**Dataset rows describing interfaces:**
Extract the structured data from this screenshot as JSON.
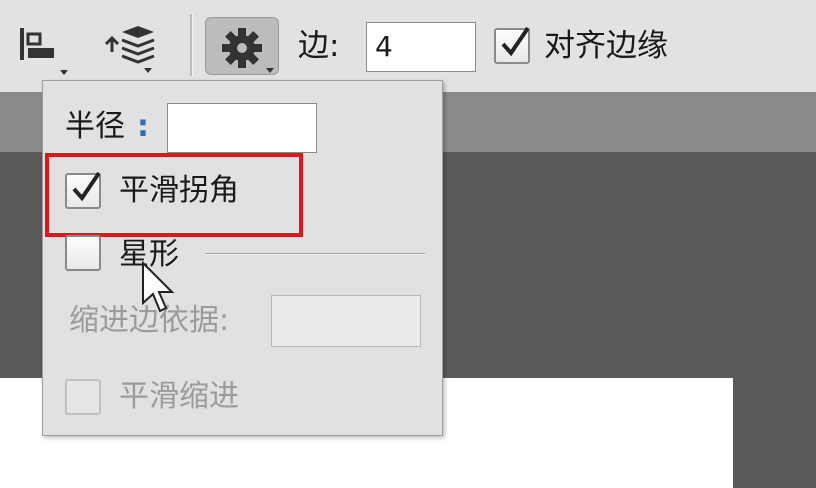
{
  "toolbar": {
    "edge_label": "边:",
    "edge_value": "4",
    "align_edges_label": "对齐边缘",
    "align_edges_checked": true,
    "icons": [
      "path-alignment-icon",
      "path-arrangement-icon",
      "gear-icon"
    ]
  },
  "popup": {
    "radius_label": "半径",
    "radius_colon": ":",
    "radius_value": "",
    "smooth_corners_label": "平滑拐角",
    "smooth_corners_checked": true,
    "star_label": "星形",
    "star_checked": false,
    "indent_label": "缩进边依据:",
    "indent_value": "",
    "smooth_indent_label": "平滑缩进",
    "smooth_indent_checked": false
  },
  "colors": {
    "highlight": "#e0161c",
    "toolbar_bg": "#e2e2e2",
    "popup_bg": "#e1e1e1",
    "disabled_text": "#9b9b9b"
  }
}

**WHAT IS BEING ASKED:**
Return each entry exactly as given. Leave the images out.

**FINISHED TASK:**
Extract the structured data from this screenshot as JSON.
{
  "toolbar": {
    "edge_label": "边:",
    "edge_value": "4",
    "align_edges_label": "对齐边缘",
    "align_edges_checked": true,
    "icons": [
      "path-alignment-icon",
      "path-arrangement-icon",
      "gear-icon"
    ]
  },
  "popup": {
    "radius_label": "半径",
    "radius_colon": ":",
    "radius_value": "",
    "smooth_corners_label": "平滑拐角",
    "smooth_corners_checked": true,
    "star_label": "星形",
    "star_checked": false,
    "indent_label": "缩进边依据:",
    "indent_value": "",
    "smooth_indent_label": "平滑缩进",
    "smooth_indent_checked": false
  },
  "colors": {
    "highlight": "#e0161c",
    "toolbar_bg": "#e2e2e2",
    "popup_bg": "#e1e1e1",
    "disabled_text": "#9b9b9b"
  }
}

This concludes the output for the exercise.